It is the exposure and an opportunity to diversify their acting portfolios at the beginning of their careers (akin to what some young management executives do to get a taste of emerging India in their business portfolios) that attracts some young foreign actors, even when the roles in Hindi films are small and limiting.
Certainly, the Indian film movie is nothing if not hyperactive, providing considerable opportunity for those seeking a niche in the movie business. According to the website Wikipedia, in 2003, the last year cited, Bollywood produced a staggering 877 feature films, most of them racy and lavish musicals, and another 1,177 shorts. India is said to account for 73 percent of all the movie admissions in the entire Asia-Pacific region, drawing as many as a billion moviegoers every three months. Given the abundance of opportunity, scale, varied audiences, budgets, the attraction to Bollywood is likely to continue unabated for some time.

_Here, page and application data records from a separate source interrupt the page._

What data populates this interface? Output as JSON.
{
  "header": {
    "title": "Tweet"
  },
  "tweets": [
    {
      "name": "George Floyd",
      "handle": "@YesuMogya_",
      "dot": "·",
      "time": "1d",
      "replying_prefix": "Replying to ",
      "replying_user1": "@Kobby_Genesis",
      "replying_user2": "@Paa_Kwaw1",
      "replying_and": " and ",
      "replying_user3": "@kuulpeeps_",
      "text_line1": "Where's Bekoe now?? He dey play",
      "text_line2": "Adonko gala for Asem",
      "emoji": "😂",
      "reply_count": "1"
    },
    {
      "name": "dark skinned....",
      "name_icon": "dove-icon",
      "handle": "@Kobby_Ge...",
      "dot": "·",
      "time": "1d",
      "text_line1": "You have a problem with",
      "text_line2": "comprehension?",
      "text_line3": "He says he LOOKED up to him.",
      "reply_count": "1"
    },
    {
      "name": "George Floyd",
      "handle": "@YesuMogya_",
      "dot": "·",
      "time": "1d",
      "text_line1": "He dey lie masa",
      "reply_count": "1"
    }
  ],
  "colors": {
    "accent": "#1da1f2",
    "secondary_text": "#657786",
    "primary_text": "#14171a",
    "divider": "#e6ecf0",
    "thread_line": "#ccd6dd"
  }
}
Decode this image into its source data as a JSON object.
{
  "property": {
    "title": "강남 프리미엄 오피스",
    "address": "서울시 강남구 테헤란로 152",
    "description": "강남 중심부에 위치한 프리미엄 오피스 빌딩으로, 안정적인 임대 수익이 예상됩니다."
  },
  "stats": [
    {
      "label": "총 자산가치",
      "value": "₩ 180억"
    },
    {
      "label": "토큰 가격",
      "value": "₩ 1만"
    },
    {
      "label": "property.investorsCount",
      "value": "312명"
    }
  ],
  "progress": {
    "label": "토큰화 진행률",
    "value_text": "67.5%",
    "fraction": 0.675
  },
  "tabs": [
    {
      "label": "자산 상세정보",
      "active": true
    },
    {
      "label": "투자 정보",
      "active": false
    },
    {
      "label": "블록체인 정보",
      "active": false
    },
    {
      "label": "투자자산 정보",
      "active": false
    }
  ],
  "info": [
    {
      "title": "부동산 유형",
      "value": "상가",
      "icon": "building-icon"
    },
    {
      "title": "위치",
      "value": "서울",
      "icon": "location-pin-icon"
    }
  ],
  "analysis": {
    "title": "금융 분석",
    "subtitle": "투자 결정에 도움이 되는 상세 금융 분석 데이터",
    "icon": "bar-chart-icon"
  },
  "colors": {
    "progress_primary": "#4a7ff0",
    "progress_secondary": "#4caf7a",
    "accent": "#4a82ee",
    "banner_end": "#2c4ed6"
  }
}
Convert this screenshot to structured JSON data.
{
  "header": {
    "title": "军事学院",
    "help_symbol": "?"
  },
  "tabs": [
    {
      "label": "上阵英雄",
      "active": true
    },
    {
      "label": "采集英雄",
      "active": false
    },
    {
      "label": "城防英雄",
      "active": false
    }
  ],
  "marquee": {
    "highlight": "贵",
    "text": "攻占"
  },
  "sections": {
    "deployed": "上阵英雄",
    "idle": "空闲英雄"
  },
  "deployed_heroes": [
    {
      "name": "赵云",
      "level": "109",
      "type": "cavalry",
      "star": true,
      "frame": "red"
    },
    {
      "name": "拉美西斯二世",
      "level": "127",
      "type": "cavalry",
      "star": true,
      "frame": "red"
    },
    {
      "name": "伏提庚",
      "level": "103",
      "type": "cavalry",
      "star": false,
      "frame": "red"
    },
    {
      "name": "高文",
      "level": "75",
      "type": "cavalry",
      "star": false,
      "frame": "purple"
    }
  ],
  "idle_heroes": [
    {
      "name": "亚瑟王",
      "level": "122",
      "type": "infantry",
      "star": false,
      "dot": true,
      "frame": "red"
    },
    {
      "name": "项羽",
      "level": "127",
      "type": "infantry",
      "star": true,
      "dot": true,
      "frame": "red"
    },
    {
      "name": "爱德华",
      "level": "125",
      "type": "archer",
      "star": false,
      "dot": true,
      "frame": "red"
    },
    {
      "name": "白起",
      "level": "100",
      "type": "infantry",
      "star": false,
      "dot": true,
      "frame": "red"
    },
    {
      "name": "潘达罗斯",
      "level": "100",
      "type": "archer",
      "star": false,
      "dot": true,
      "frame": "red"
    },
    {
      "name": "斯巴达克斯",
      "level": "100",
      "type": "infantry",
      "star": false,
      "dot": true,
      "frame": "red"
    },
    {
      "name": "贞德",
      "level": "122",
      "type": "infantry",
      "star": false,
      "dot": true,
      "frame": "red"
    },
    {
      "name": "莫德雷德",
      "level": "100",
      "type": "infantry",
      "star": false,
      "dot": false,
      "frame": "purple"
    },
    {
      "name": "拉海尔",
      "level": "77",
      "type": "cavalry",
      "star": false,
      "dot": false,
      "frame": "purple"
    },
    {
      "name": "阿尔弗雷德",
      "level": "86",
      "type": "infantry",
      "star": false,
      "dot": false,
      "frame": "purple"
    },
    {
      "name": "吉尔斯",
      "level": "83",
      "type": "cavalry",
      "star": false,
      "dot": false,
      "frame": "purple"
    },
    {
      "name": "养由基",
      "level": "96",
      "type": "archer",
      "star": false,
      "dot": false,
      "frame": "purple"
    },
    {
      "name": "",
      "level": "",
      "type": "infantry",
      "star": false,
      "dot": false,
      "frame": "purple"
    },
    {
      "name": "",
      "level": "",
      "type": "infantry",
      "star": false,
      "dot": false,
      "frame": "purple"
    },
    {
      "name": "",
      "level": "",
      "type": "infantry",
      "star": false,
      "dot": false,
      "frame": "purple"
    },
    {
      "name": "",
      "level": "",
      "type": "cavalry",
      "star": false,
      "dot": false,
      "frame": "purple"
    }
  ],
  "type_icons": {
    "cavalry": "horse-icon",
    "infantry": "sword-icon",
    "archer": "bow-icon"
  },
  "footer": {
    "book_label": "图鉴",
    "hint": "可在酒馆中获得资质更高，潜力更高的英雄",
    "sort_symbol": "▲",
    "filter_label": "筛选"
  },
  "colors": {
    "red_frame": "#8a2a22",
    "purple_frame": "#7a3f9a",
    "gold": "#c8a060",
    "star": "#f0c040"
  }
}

“Bollywood is the most happening industry at this moment in the world and I am more than glad to come and settle here in Mumbai,” said the Australian Tania Zanetta. “Something which I can do is dance to these songs that are hugely popular among the masses.”
Of those who attain superstardom, only Katrina Kaif among the foreigners has been repeatedly cast and considered among the top three, in a rapid and fragile numbers game that can change overnight. Despite language barriers – and many say acting ability barriers as well – her mega-hits include “Humko Deewana Kar Gaye”, “Singh Is King”, “Race” and “Welcome”, “Namaste London”.
“With good looks, great body language and constant improvement, hard work and a careful choice of films and roles, Katrina’s film career has been on a steady incline,” says filmmaker Vipul Amrutlal Shah. Her boyfriend, acting star Salman Khan, has also helped.
However, some have a different take about fair-skinned thespians in Bollywood. Reports suggest that Indian filmmakers face a continuous dilemma with the censor board’s cutting and banning of skin-shows. Indian actors often refuse to shoot potentially career destroying scenes, meaning the answer is sought in the casting of whites.
There is an impression that more liberal Westerners with not much at stake with the local community in terms of family, image and reputation are willing to shed more clothing than most Indians. Thus directors of many B-Grade Hindi movies have been using foreign actors at lower prices and with fewer inhibitions to appear in steamy roles.
Industry mavens like S. Vijayan, the general secretary of the All India Film Employees Confederation, the Indian equivalent of Screen Actors Guild, however, say that work exists for anyone who is willing to work hard, whether fair or dark skinned.
So the Bollywood juggernaut continues to roll, sometimes albeit with a fairer tinge.
(Priyanka Bhardwaj is a journalist based in New Delhi. She can be reached at firstname.lastname@example.org)